Later in the week was the launch of a new NGO, Fair Trade Organization of Kenya (FTOK). Forty farmers representing ten thousand farm families came together for the celebration and a full-day workshop on fair trade and organics, presented by John and I, along with FTOK founder Sophie Mukua and President, Samwel Okwenda. There were also representatives of Thika Mills (mills are traditionally the last bad guy in the farmer rip-off equation), which is now certified to process fair trade coffees (hmm, we’ll see), and Robert Thuo of the African Wildlife Foundation, which is saving elephants and helping farmers with a grant from USAID and Starbucks (it is great work, but I had to ask, wouldn’t it be betmter if Starbucks simply paid the farmers more for their coffee? Then they could put up their own fences and feed their families directly-what a concept!).
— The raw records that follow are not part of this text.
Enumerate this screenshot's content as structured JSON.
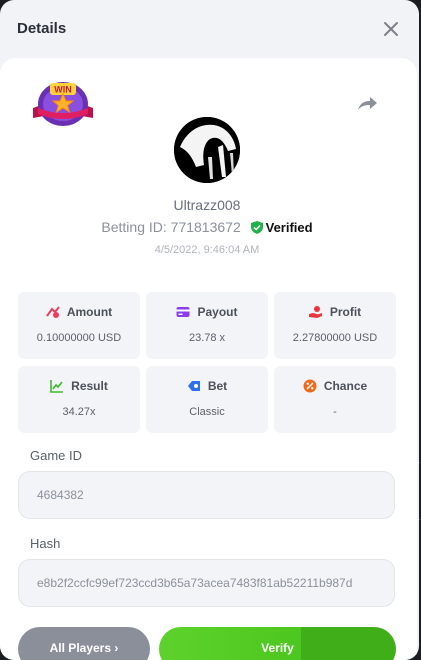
{
  "header": {
    "title": "Details",
    "close_icon": "close-icon"
  },
  "badge": {
    "text": "WIN",
    "icon": "trophy-star-badge"
  },
  "share_icon": "share-arrow-icon",
  "player": {
    "username": "Ultrazz008",
    "betting_id_label": "Betting ID:",
    "betting_id": "771813672",
    "verified_label": "Verified"
  },
  "timestamp": "4/5/2022, 9:46:04 AM",
  "stats": [
    {
      "label": "Amount",
      "value": "0.10000000 USD",
      "icon": "amount-icon",
      "color": "#ef3c5b"
    },
    {
      "label": "Payout",
      "value": "23.78 x",
      "icon": "payout-card-icon",
      "color": "#8b3cf0"
    },
    {
      "label": "Profit",
      "value": "2.27800000 USD",
      "icon": "profit-hand-icon",
      "color": "#e8363f"
    },
    {
      "label": "Result",
      "value": "34.27x",
      "icon": "result-chart-icon",
      "color": "#3dbb2e"
    },
    {
      "label": "Bet",
      "value": "Classic",
      "icon": "bet-tag-icon",
      "color": "#2f6ff0"
    },
    {
      "label": "Chance",
      "value": "-",
      "icon": "chance-percent-icon",
      "color": "#ef6a1c"
    }
  ],
  "game_id": {
    "label": "Game ID",
    "value": "4684382"
  },
  "hash": {
    "label": "Hash",
    "value": "e8b2f2ccfc99ef723ccd3b65a73acea7483f81ab52211b987d"
  },
  "buttons": {
    "all_players": "All Players ›",
    "verify": "Verify"
  },
  "colors": {
    "accent_green": "#4cc71f",
    "verified_green": "#22b14c"
  }
}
The farmer coops in attendance introduced themselves, and talked about the low price of coffee they receive and the terrible effects of the drought. They talked about how difficult it was to find direct buyers; even though they were allowed to do so by law, they didn’t know how. John gave a wonderfully detailed description of the organic farming system. Most of these farmers were raised on government information that was hopelessly out of date and more appropriate for large plantations, not small holdings of two acres or so. We talked about interplanting and what crops farmers used in different countries to fix nitrogen into the soil, create soil stability and have more food for their families and the local markets. We described natural pesticides and took a break for me to plant a muthega tree at the coop of Nobel Peace Prize winner Wangari Matthai. The tree is used as a natural pesticide and it made a big impression on the farmers. I spent about two hours describing why they don’t get decent money for their crop, how prices are determined in New York, not in the field, and how to protect themselves from thieves coming into the “second window”. We had to change shillings into dollars, pounds into kilograms, and coffee cherries into green beans (about seven to one in Kenya), which made for a head pounding, exciting translation of information for farmers who had never had access to this before. After several intense hours of questioning, we called it quits, applauding each other heartily. Elias Matenge, head of the Thiriku Cooperative came up to me and patted my shoulder forcefully. “This has been revolutionary!” he beamed. “This was the best workshop I have ever attended!” shouted Nelson Mwaniki from Rianjagi. We all walked outside the meeting hall in a good mood. Then the most unbelievable thing happened.
It started to rain.